- Task requirements
All of the data should be copied exactly, with the pictures left out.

- Exercise inputs

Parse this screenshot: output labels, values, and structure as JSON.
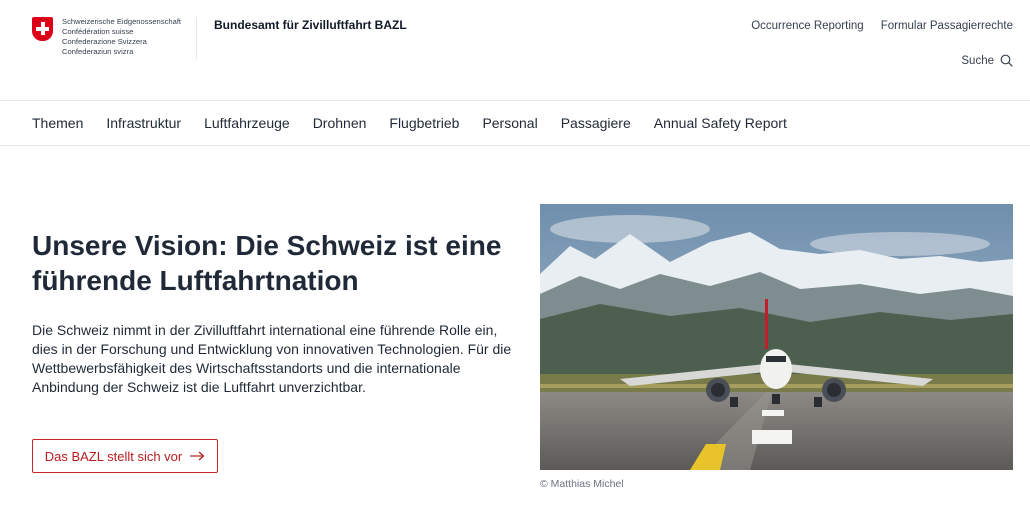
{
  "header": {
    "confederation_lines": [
      "Schweizerische Eidgenossenschaft",
      "Confédération suisse",
      "Confederazione Svizzera",
      "Confederaziun svizra"
    ],
    "office_name": "Bundesamt für Zivilluftfahrt BAZL",
    "top_links": [
      "Occurrence Reporting",
      "Formular Passagierrechte"
    ],
    "search_label": "Suche"
  },
  "nav": {
    "items": [
      "Themen",
      "Infrastruktur",
      "Luftfahrzeuge",
      "Drohnen",
      "Flugbetrieb",
      "Personal",
      "Passagiere",
      "Annual Safety Report"
    ]
  },
  "hero": {
    "headline": "Unsere Vision: Die Schweiz ist eine führende Luftfahrtnation",
    "lead": "Die Schweiz nimmt in der Zivilluftfahrt international eine führende Rolle ein, dies in der Forschung und Entwicklung von innovativen Technologien. Für die Wettbewerbsfähigkeit des Wirtschaftsstandorts und die internationale Anbindung der Schweiz ist die Luftfahrt unverzichtbar.",
    "cta_label": "Das BAZL stellt sich vor",
    "image_caption": "© Matthias Michel"
  },
  "icons": {
    "logo": "swiss-flag-icon",
    "search": "search-icon",
    "cta": "arrow-right-icon"
  },
  "colors": {
    "brand_red": "#dc0018",
    "cta_red": "#b91c1c"
  }
}
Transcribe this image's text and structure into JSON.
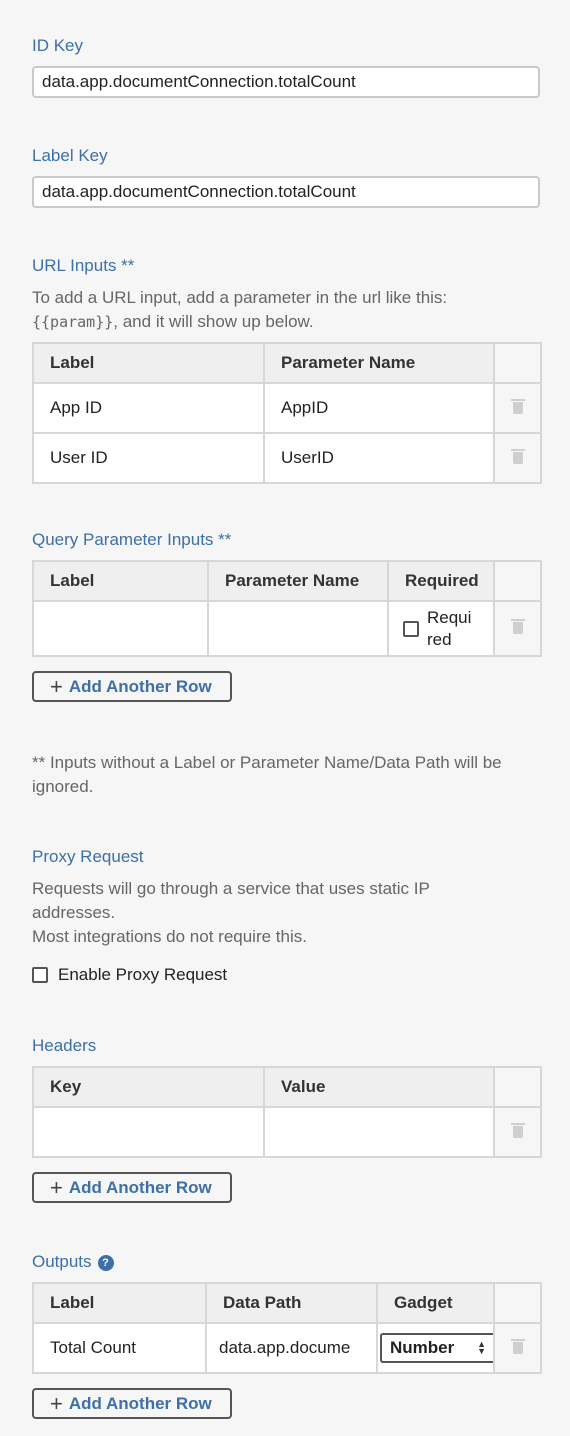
{
  "id_key": {
    "label": "ID Key",
    "value": "data.app.documentConnection.totalCount"
  },
  "label_key": {
    "label": "Label Key",
    "value": "data.app.documentConnection.totalCount"
  },
  "url_inputs": {
    "title": "URL Inputs **",
    "help_prefix": "To add a URL input, add a parameter in the url like this:",
    "help_code": "{{param}}",
    "help_suffix": ", and it will show up below.",
    "columns": [
      "Label",
      "Parameter Name"
    ],
    "rows": [
      {
        "label": "App ID",
        "param": "AppID"
      },
      {
        "label": "User ID",
        "param": "UserID"
      }
    ]
  },
  "query_inputs": {
    "title": "Query Parameter Inputs **",
    "columns": [
      "Label",
      "Parameter Name",
      "Required"
    ],
    "row": {
      "required_label_1": "Requi",
      "required_label_2": "red"
    },
    "add_label": "Add Another Row"
  },
  "inputs_note": "** Inputs without a Label or Parameter Name/Data Path will be ignored.",
  "proxy": {
    "title": "Proxy Request",
    "help_1": "Requests will go through a service that uses static IP addresses.",
    "help_2": "Most integrations do not require this.",
    "checkbox_label": "Enable Proxy Request"
  },
  "headers": {
    "title": "Headers",
    "columns": [
      "Key",
      "Value"
    ],
    "add_label": "Add Another Row"
  },
  "outputs": {
    "title": "Outputs",
    "help_icon": "?",
    "columns": [
      "Label",
      "Data Path",
      "Gadget"
    ],
    "row": {
      "label": "Total Count",
      "data_path": "data.app.docume",
      "gadget": "Number"
    },
    "add_label": "Add Another Row"
  }
}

- Output for this task
Parse this screenshot: output labels, values, and structure as JSON.
{
  "header": {
    "confederation_lines": [
      "Schweizerische Eidgenossenschaft",
      "Confédération suisse",
      "Confederazione Svizzera",
      "Confederaziun svizra"
    ],
    "office_name": "Bundesamt für Zivilluftfahrt BAZL",
    "top_links": [
      "Occurrence Reporting",
      "Formular Passagierrechte"
    ],
    "search_label": "Suche"
  },
  "nav": {
    "items": [
      "Themen",
      "Infrastruktur",
      "Luftfahrzeuge",
      "Drohnen",
      "Flugbetrieb",
      "Personal",
      "Passagiere",
      "Annual Safety Report"
    ]
  },
  "hero": {
    "headline": "Unsere Vision: Die Schweiz ist eine führende Luftfahrtnation",
    "lead": "Die Schweiz nimmt in der Zivilluftfahrt international eine führende Rolle ein, dies in der Forschung und Entwicklung von innovativen Technologien. Für die Wettbewerbsfähigkeit des Wirtschaftsstandorts und die internationale Anbindung der Schweiz ist die Luftfahrt unverzichtbar.",
    "cta_label": "Das BAZL stellt sich vor",
    "image_caption": "© Matthias Michel"
  },
  "icons": {
    "logo": "swiss-flag-icon",
    "search": "search-icon",
    "cta": "arrow-right-icon"
  },
  "colors": {
    "brand_red": "#dc0018",
    "cta_red": "#b91c1c"
  }
}
Transcribe this image's text and structure into JSON.
{
  "id_key": {
    "label": "ID Key",
    "value": "data.app.documentConnection.totalCount"
  },
  "label_key": {
    "label": "Label Key",
    "value": "data.app.documentConnection.totalCount"
  },
  "url_inputs": {
    "title": "URL Inputs **",
    "help_prefix": "To add a URL input, add a parameter in the url like this:",
    "help_code": "{{param}}",
    "help_suffix": ", and it will show up below.",
    "columns": [
      "Label",
      "Parameter Name"
    ],
    "rows": [
      {
        "label": "App ID",
        "param": "AppID"
      },
      {
        "label": "User ID",
        "param": "UserID"
      }
    ]
  },
  "query_inputs": {
    "title": "Query Parameter Inputs **",
    "columns": [
      "Label",
      "Parameter Name",
      "Required"
    ],
    "row": {
      "required_label_1": "Requi",
      "required_label_2": "red"
    },
    "add_label": "Add Another Row"
  },
  "inputs_note": "** Inputs without a Label or Parameter Name/Data Path will be ignored.",
  "proxy": {
    "title": "Proxy Request",
    "help_1": "Requests will go through a service that uses static IP addresses.",
    "help_2": "Most integrations do not require this.",
    "checkbox_label": "Enable Proxy Request"
  },
  "headers": {
    "title": "Headers",
    "columns": [
      "Key",
      "Value"
    ],
    "add_label": "Add Another Row"
  },
  "outputs": {
    "title": "Outputs",
    "help_icon": "?",
    "columns": [
      "Label",
      "Data Path",
      "Gadget"
    ],
    "row": {
      "label": "Total Count",
      "data_path": "data.app.docume",
      "gadget": "Number"
    },
    "add_label": "Add Another Row"
  }
}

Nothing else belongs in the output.